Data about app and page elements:
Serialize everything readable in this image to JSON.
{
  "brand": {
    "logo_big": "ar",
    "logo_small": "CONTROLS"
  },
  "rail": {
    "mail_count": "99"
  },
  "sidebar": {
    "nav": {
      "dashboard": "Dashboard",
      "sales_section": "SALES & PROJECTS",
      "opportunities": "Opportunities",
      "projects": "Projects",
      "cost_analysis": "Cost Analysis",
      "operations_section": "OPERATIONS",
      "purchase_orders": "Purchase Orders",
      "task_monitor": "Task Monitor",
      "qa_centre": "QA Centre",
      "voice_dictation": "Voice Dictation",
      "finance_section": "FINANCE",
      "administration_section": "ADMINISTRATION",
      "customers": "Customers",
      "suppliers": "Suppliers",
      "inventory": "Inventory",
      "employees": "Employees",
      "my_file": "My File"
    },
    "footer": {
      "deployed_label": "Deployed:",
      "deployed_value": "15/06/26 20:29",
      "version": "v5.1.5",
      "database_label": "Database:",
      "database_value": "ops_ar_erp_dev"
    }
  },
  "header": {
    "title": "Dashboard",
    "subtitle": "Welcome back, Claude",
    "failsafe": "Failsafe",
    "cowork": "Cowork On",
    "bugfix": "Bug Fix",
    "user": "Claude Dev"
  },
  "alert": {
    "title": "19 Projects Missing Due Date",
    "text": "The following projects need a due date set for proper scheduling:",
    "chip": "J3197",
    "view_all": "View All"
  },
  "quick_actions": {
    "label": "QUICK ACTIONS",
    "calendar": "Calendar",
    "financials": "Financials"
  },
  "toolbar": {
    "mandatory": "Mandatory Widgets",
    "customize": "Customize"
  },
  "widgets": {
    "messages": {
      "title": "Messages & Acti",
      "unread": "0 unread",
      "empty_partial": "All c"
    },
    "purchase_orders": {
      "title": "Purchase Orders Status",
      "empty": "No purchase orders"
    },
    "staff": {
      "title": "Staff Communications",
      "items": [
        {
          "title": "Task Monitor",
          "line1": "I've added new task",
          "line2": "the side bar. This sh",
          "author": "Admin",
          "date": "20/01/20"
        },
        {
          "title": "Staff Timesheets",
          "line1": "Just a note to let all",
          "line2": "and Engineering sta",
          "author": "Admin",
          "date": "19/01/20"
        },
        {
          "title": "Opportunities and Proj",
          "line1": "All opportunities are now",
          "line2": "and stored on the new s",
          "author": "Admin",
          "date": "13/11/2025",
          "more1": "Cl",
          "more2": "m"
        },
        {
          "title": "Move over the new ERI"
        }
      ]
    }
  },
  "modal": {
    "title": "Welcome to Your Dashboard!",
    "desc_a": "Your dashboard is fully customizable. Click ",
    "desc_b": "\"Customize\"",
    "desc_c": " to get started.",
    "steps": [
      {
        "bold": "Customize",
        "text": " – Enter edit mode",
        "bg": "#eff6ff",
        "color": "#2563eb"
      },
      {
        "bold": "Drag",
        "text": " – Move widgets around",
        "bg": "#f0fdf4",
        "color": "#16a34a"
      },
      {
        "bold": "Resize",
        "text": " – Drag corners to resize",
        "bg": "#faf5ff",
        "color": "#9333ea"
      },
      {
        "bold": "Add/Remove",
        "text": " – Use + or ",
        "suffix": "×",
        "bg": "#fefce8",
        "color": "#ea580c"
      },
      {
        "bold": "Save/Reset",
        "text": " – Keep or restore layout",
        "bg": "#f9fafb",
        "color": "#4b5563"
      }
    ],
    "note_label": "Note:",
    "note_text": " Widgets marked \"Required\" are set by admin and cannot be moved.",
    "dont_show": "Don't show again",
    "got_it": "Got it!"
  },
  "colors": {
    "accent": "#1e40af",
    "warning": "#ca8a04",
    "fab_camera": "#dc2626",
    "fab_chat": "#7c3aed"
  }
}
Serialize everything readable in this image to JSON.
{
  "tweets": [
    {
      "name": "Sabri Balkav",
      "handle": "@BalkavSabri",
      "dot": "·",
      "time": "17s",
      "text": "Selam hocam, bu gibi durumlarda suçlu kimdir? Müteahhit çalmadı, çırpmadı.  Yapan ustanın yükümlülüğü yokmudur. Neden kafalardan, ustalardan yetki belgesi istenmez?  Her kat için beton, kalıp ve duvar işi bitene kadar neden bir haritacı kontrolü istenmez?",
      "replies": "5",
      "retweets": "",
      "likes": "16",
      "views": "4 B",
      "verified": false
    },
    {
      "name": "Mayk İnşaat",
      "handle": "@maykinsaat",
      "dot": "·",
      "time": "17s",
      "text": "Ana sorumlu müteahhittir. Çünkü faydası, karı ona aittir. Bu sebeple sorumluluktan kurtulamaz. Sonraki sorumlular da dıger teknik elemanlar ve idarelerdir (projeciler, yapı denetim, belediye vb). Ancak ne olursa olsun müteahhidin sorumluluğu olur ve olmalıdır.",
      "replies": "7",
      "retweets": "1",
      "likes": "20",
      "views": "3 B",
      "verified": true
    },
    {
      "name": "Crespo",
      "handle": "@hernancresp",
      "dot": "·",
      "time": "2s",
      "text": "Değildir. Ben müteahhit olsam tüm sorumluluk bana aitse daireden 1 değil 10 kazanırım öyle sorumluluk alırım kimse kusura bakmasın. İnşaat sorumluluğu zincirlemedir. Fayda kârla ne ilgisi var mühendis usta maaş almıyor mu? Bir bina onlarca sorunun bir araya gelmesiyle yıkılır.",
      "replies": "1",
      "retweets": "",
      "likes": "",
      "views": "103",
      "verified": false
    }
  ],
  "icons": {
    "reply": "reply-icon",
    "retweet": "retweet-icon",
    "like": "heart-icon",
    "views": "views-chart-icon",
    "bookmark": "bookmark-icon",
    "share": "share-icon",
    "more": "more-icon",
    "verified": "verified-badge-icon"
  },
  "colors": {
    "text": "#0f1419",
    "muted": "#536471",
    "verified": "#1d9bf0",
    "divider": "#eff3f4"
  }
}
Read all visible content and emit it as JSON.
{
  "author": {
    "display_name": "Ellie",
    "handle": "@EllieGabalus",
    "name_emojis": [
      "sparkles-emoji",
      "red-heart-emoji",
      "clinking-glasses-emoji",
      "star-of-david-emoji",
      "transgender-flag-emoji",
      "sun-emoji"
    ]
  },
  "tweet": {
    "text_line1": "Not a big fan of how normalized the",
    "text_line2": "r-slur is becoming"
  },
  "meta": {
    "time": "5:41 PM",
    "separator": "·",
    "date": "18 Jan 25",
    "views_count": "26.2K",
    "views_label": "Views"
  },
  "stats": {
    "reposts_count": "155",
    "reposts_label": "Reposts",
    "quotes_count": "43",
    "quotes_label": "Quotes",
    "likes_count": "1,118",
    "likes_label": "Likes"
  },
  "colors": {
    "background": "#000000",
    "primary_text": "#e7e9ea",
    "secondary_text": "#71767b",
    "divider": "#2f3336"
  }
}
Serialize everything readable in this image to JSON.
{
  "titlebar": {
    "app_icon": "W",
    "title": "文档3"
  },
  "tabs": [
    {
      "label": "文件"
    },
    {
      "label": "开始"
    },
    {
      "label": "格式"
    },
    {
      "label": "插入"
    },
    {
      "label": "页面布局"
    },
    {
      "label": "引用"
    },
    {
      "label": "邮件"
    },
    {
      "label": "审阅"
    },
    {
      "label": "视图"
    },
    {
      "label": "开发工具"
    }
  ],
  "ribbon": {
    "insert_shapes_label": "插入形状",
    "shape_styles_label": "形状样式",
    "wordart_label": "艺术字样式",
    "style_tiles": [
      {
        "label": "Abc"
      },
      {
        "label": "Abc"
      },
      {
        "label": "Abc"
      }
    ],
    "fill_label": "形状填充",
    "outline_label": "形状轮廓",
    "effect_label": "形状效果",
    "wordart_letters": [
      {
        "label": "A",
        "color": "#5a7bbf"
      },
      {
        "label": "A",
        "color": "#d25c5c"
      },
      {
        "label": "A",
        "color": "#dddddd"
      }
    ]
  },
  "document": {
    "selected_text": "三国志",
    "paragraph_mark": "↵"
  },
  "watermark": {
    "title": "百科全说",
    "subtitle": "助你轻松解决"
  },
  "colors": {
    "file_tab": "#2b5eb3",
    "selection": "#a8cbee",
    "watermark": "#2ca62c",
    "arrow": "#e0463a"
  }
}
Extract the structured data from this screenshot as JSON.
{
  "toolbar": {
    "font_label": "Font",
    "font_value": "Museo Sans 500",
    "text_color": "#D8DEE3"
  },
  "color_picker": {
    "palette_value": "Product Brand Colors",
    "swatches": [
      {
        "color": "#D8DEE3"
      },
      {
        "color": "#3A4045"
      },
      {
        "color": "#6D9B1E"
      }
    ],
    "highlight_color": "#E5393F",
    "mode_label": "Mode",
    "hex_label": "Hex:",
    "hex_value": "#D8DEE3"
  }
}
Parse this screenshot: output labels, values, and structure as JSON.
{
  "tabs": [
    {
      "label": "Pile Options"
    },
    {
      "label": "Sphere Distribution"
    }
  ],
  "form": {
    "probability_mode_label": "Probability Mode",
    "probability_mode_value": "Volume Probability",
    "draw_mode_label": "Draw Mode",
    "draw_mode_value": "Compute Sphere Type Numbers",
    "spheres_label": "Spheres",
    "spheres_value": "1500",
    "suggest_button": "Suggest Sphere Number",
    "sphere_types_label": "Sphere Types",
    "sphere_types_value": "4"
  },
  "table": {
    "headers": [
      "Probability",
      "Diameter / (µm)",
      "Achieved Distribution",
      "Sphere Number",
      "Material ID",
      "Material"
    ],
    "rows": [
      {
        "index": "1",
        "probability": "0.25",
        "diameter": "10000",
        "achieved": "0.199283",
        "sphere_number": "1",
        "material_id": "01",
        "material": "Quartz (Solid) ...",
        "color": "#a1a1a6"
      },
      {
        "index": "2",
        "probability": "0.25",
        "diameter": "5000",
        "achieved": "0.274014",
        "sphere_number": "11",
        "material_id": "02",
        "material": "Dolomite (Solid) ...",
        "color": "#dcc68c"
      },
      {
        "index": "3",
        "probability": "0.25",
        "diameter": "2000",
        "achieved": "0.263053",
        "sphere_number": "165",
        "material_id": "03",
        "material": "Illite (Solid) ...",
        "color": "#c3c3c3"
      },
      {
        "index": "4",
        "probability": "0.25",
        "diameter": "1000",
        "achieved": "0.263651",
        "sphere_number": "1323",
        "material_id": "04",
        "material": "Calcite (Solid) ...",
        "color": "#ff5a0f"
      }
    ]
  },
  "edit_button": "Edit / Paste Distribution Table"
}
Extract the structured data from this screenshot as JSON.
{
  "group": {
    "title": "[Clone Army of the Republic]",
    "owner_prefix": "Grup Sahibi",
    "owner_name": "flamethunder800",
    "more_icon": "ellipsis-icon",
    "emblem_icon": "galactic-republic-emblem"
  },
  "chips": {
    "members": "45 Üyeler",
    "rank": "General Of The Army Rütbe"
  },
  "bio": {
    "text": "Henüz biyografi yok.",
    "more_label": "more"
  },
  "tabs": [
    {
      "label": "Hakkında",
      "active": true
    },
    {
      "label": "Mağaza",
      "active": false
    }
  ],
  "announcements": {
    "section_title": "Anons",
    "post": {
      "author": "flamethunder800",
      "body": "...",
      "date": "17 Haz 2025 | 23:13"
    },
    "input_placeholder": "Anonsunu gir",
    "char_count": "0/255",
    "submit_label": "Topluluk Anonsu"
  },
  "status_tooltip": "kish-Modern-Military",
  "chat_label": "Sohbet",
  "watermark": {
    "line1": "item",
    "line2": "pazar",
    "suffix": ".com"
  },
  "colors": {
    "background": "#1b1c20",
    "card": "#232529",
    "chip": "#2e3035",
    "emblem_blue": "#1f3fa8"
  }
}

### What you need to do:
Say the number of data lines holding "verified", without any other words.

### Finished exercise:
5